Copy each line below without leaving any out.

★ ★ ★ ★

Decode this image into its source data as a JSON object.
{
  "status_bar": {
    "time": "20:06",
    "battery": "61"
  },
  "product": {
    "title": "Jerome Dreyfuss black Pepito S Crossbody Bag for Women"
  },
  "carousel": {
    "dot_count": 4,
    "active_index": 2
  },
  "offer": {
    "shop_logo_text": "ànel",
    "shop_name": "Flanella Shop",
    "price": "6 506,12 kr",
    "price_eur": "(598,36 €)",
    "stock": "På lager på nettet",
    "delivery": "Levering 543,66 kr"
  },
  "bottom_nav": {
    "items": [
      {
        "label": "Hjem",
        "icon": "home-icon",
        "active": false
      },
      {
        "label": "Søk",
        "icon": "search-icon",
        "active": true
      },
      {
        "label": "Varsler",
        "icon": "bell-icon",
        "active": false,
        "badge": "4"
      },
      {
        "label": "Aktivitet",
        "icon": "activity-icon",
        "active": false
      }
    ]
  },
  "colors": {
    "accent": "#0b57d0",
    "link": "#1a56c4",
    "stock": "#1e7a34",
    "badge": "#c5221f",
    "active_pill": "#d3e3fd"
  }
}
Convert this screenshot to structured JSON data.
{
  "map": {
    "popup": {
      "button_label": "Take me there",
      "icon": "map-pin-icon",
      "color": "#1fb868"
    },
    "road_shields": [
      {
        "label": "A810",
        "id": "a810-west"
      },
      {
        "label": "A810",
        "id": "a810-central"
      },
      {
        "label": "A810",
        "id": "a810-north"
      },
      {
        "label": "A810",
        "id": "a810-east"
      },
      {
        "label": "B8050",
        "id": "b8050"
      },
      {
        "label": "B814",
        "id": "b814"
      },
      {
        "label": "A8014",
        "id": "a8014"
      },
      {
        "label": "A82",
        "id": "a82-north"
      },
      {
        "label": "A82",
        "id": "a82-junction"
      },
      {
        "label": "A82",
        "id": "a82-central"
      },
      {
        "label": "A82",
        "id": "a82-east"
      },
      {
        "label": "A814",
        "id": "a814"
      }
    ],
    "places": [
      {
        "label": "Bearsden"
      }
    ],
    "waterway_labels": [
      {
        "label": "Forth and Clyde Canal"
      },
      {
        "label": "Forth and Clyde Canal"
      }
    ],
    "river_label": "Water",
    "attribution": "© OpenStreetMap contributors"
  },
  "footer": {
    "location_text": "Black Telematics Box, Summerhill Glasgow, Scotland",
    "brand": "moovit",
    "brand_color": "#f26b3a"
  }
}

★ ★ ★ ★

▸ **ANSWER AREA**:
Decode this image into its source data as a JSON object.
{
  "status_bar": {
    "time": "20:06",
    "battery": "61"
  },
  "product": {
    "title": "Jerome Dreyfuss black Pepito S Crossbody Bag for Women"
  },
  "carousel": {
    "dot_count": 4,
    "active_index": 2
  },
  "offer": {
    "shop_logo_text": "ànel",
    "shop_name": "Flanella Shop",
    "price": "6 506,12 kr",
    "price_eur": "(598,36 €)",
    "stock": "På lager på nettet",
    "delivery": "Levering 543,66 kr"
  },
  "bottom_nav": {
    "items": [
      {
        "label": "Hjem",
        "icon": "home-icon",
        "active": false
      },
      {
        "label": "Søk",
        "icon": "search-icon",
        "active": true
      },
      {
        "label": "Varsler",
        "icon": "bell-icon",
        "active": false,
        "badge": "4"
      },
      {
        "label": "Aktivitet",
        "icon": "activity-icon",
        "active": false
      }
    ]
  },
  "colors": {
    "accent": "#0b57d0",
    "link": "#1a56c4",
    "stock": "#1e7a34",
    "badge": "#c5221f",
    "active_pill": "#d3e3fd"
  }
}
Convert this screenshot to structured JSON data.
{
  "map": {
    "popup": {
      "button_label": "Take me there",
      "icon": "map-pin-icon",
      "color": "#1fb868"
    },
    "road_shields": [
      {
        "label": "A810",
        "id": "a810-west"
      },
      {
        "label": "A810",
        "id": "a810-central"
      },
      {
        "label": "A810",
        "id": "a810-north"
      },
      {
        "label": "A810",
        "id": "a810-east"
      },
      {
        "label": "B8050",
        "id": "b8050"
      },
      {
        "label": "B814",
        "id": "b814"
      },
      {
        "label": "A8014",
        "id": "a8014"
      },
      {
        "label": "A82",
        "id": "a82-north"
      },
      {
        "label": "A82",
        "id": "a82-junction"
      },
      {
        "label": "A82",
        "id": "a82-central"
      },
      {
        "label": "A82",
        "id": "a82-east"
      },
      {
        "label": "A814",
        "id": "a814"
      }
    ],
    "places": [
      {
        "label": "Bearsden"
      }
    ],
    "waterway_labels": [
      {
        "label": "Forth and Clyde Canal"
      },
      {
        "label": "Forth and Clyde Canal"
      }
    ],
    "river_label": "Water",
    "attribution": "© OpenStreetMap contributors"
  },
  "footer": {
    "location_text": "Black Telematics Box, Summerhill Glasgow, Scotland",
    "brand": "moovit",
    "brand_color": "#f26b3a"
  }
}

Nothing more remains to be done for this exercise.